How does one get into and complete three years of college without reading one book? Ask University of Connecticut basketball star Kemba Walker, who not only managed to do so, but is set to graduate a year early from the institution.
Walker, who has decided to forgo his senior season to enter this year’s NBA draft, made the stunning admission in a recent interview with Sports Illustrated.
As part of an independent-study course he had to take to be able to graduate this year, Walker read his very first book, Forty Million Dollar Slaves: The Rise, Fall, and Redemption of the Black Athlete, last summer.
“That’s true,” he told the magazine. “You can write that. It is the first book I’ve ever read.”
And this points again to the sad state of affairs at the school’s men’s basketball program. Though UConn can trumpet their achievements on the basketball court—eight NCAA tournament appearances in the past decade and three championships since 1999—the school only graduates 25 percent of its Black players, according to recent figures. Eleven players out of 14 on this year’s NCAA Championship-winning squad are African-American.
And Walker, who openly admits reading his first book at 20, is set to become one of the program’s rare Black graduates next month following the completion of a few more courses.
Now, is it that surprising that more importance is placed on skills on the court rather than skills in the classroom, especially for superstar college athletes like Walker? No, not at all. But nevertheless, his interview shines a bright light on the calculating billion-dollar business of college basketball, where a young man who has been robbed academically his entire life is lauded while cutting down nets, and even handed a degree from a pretty decent institution. But to think, if it weren’t for all that basketball, he might have read more.
Walker’s next step, more than likely, is the NBA. But after his time in the league, then what?

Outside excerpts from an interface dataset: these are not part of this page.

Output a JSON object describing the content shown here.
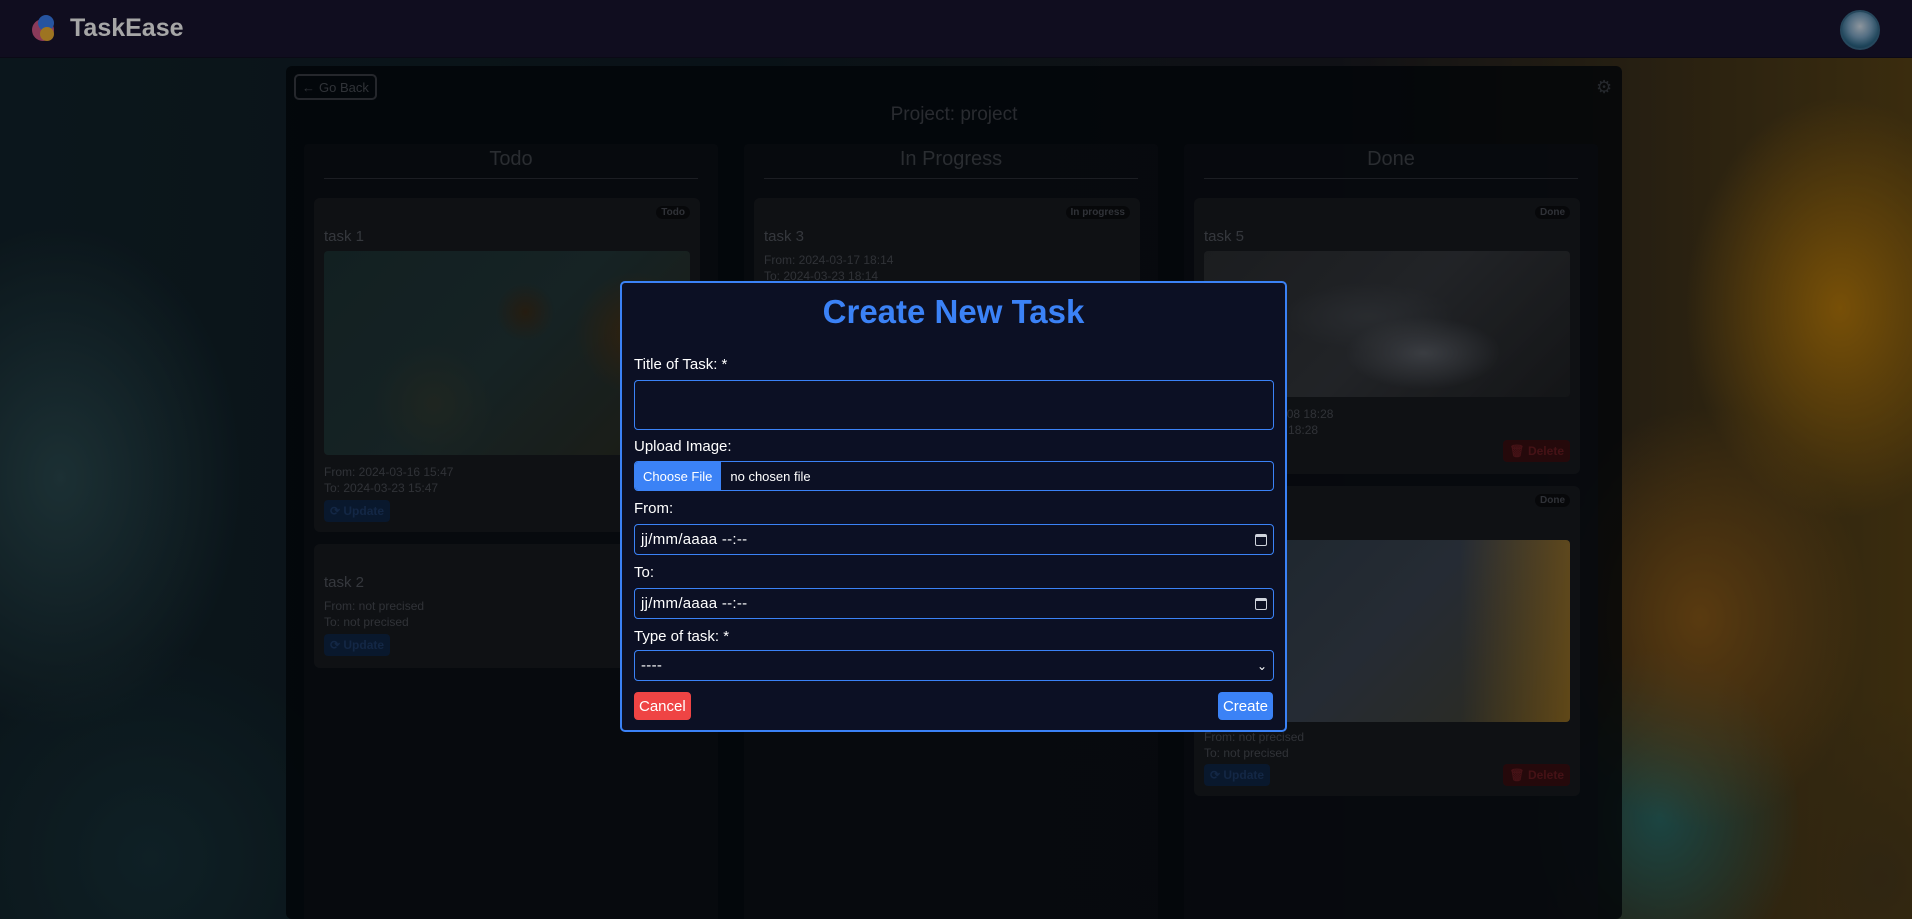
{
  "app": {
    "name": "TaskEase"
  },
  "board": {
    "go_back": "Go Back",
    "project_title": "Project: project",
    "columns": [
      {
        "title": "Todo"
      },
      {
        "title": "In Progress"
      },
      {
        "title": "Done"
      }
    ],
    "todo_cards": [
      {
        "badge": "Todo",
        "title": "task 1",
        "from": "From: 2024-03-16 15:47",
        "to": "To: 2024-03-23 15:47",
        "update": "Update"
      },
      {
        "title": "task 2",
        "from": "From: not precised",
        "to": "To: not precised",
        "update": "Update"
      }
    ],
    "progress_cards": [
      {
        "badge": "In progress",
        "title": "task 3",
        "from": "From: 2024-03-17 18:14",
        "to": "To: 2024-03-23 18:14"
      }
    ],
    "done_cards": [
      {
        "badge": "Done",
        "title": "task 5",
        "from": "From: 2024-03-08 18:28",
        "to": "To: 2024-03-14 18:28",
        "delete": "Delete"
      },
      {
        "badge": "Done",
        "from": "From: not precised",
        "to": "To: not precised",
        "update": "Update",
        "delete": "Delete"
      }
    ]
  },
  "modal": {
    "title": "Create New Task",
    "title_label": "Title of Task: *",
    "title_value": "",
    "upload_label": "Upload Image:",
    "choose_file": "Choose File",
    "no_file": "no chosen file",
    "from_label": "From:",
    "from_value": "jj/mm/aaaa --:--",
    "to_label": "To:",
    "to_value": "jj/mm/aaaa --:--",
    "type_label": "Type of task: *",
    "type_value": "----",
    "cancel": "Cancel",
    "create": "Create"
  },
  "colors": {
    "accent": "#3b82f6",
    "danger": "#ef4444",
    "modal_bg": "#0c1024",
    "navbar_bg": "#1a1530"
  },
  "icons": [
    "arrow-left-icon",
    "gear-icon",
    "refresh-icon",
    "trash-icon",
    "calendar-icon",
    "chevron-down-icon"
  ]
}
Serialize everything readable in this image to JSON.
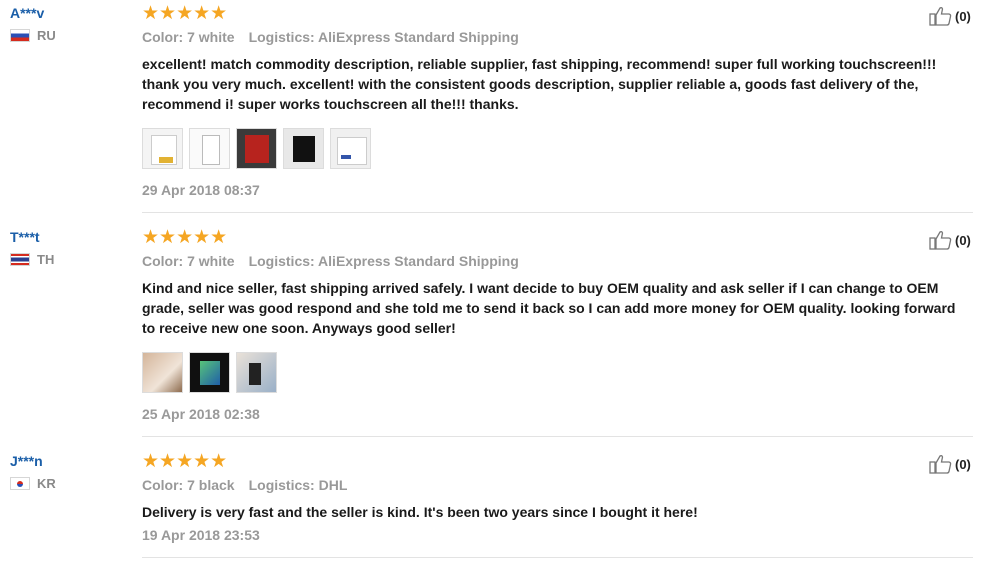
{
  "reviews": [
    {
      "user": "A***v",
      "country": "RU",
      "stars": "★★★★★",
      "color_label": "Color: 7 white",
      "logistics_label": "Logistics: AliExpress Standard Shipping",
      "text": "excellent! match commodity description, reliable supplier, fast shipping, recommend! super full working touchscreen!!! thank you very much. excellent! with the consistent goods description, supplier reliable a, goods fast delivery of the, recommend i! super works touchscreen all the!!! thanks.",
      "date": "29 Apr 2018 08:37",
      "likes": "(0)",
      "photo_count": 5
    },
    {
      "user": "T***t",
      "country": "TH",
      "stars": "★★★★★",
      "color_label": "Color: 7 white",
      "logistics_label": "Logistics: AliExpress Standard Shipping",
      "text": "Kind and nice seller, fast shipping arrived safely. I want decide to buy OEM quality and ask seller if I can change to OEM grade, seller was good respond and she told me to send it back so I can add more money for OEM quality. looking forward to receive new one soon. Anyways good seller!",
      "date": "25 Apr 2018 02:38",
      "likes": "(0)",
      "photo_count": 3
    },
    {
      "user": "J***n",
      "country": "KR",
      "stars": "★★★★★",
      "color_label": "Color: 7 black",
      "logistics_label": "Logistics: DHL",
      "text": "Delivery is very fast and the seller is kind. It's been two years since I bought it here!",
      "date": "19 Apr 2018 23:53",
      "likes": "(0)",
      "photo_count": 0
    }
  ],
  "icons": {
    "rating": "star-icon",
    "helpful": "thumbs-up-icon"
  },
  "colors": {
    "user_link": "#1a5ea8",
    "star": "#f5a623",
    "meta": "#999999"
  }
}
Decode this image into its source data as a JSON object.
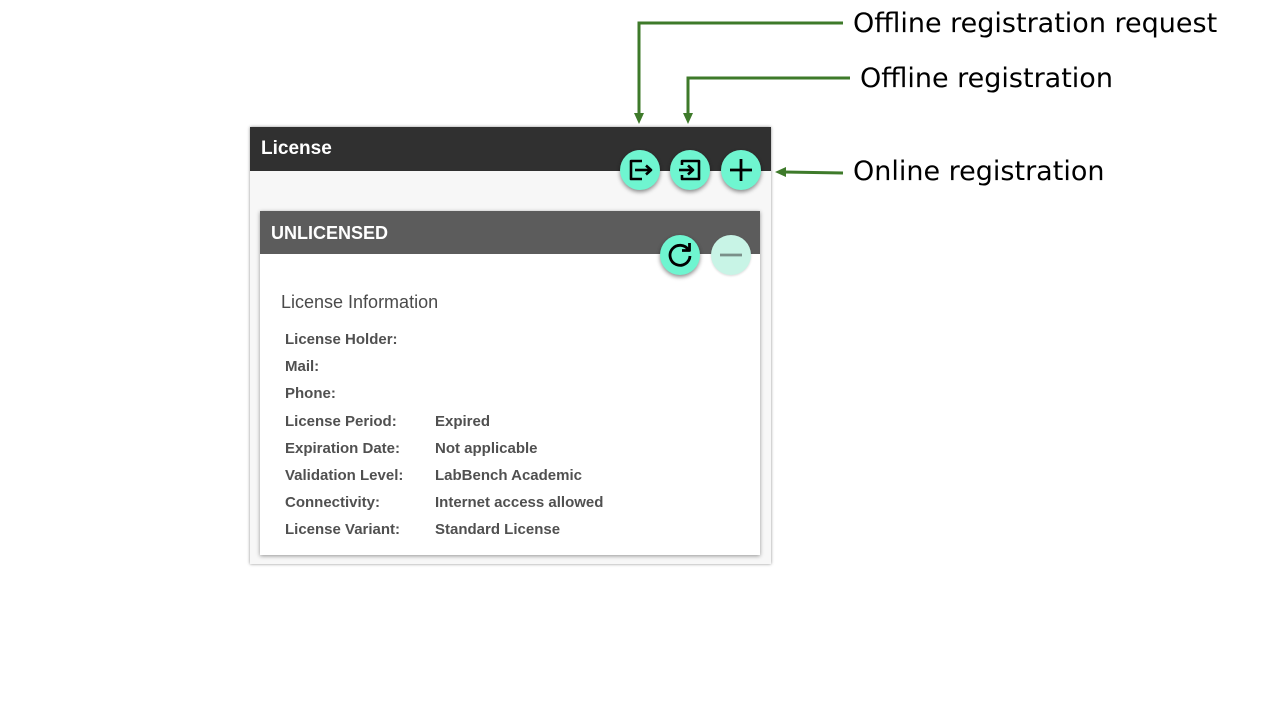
{
  "panel": {
    "title": "License",
    "buttons": {
      "offline_request_icon": "export-icon",
      "offline_registration_icon": "import-icon",
      "online_registration_icon": "plus-icon"
    }
  },
  "card": {
    "title": "UNLICENSED",
    "buttons": {
      "refresh_icon": "refresh-icon",
      "remove_icon": "minus-icon"
    },
    "section_title": "License Information",
    "fields": [
      {
        "label": "License Holder:",
        "value": ""
      },
      {
        "label": "Mail:",
        "value": ""
      },
      {
        "label": "Phone:",
        "value": ""
      },
      {
        "label": "License Period:",
        "value": "Expired"
      },
      {
        "label": "Expiration Date:",
        "value": "Not applicable"
      },
      {
        "label": "Validation Level:",
        "value": "LabBench Academic"
      },
      {
        "label": "Connectivity:",
        "value": "Internet access allowed"
      },
      {
        "label": "License Variant:",
        "value": "Standard License"
      }
    ]
  },
  "annotations": {
    "offline_request": "Offline registration request",
    "offline_registration": "Offline registration",
    "online_registration": "Online registration"
  },
  "colors": {
    "header_dark": "#303030",
    "card_header": "#5c5c5c",
    "fab_accent": "#6ff5d0",
    "arrow_green": "#3e7a2a"
  }
}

His very first book might come in handy then.
(Photo: AP Photo/Jessica Hill)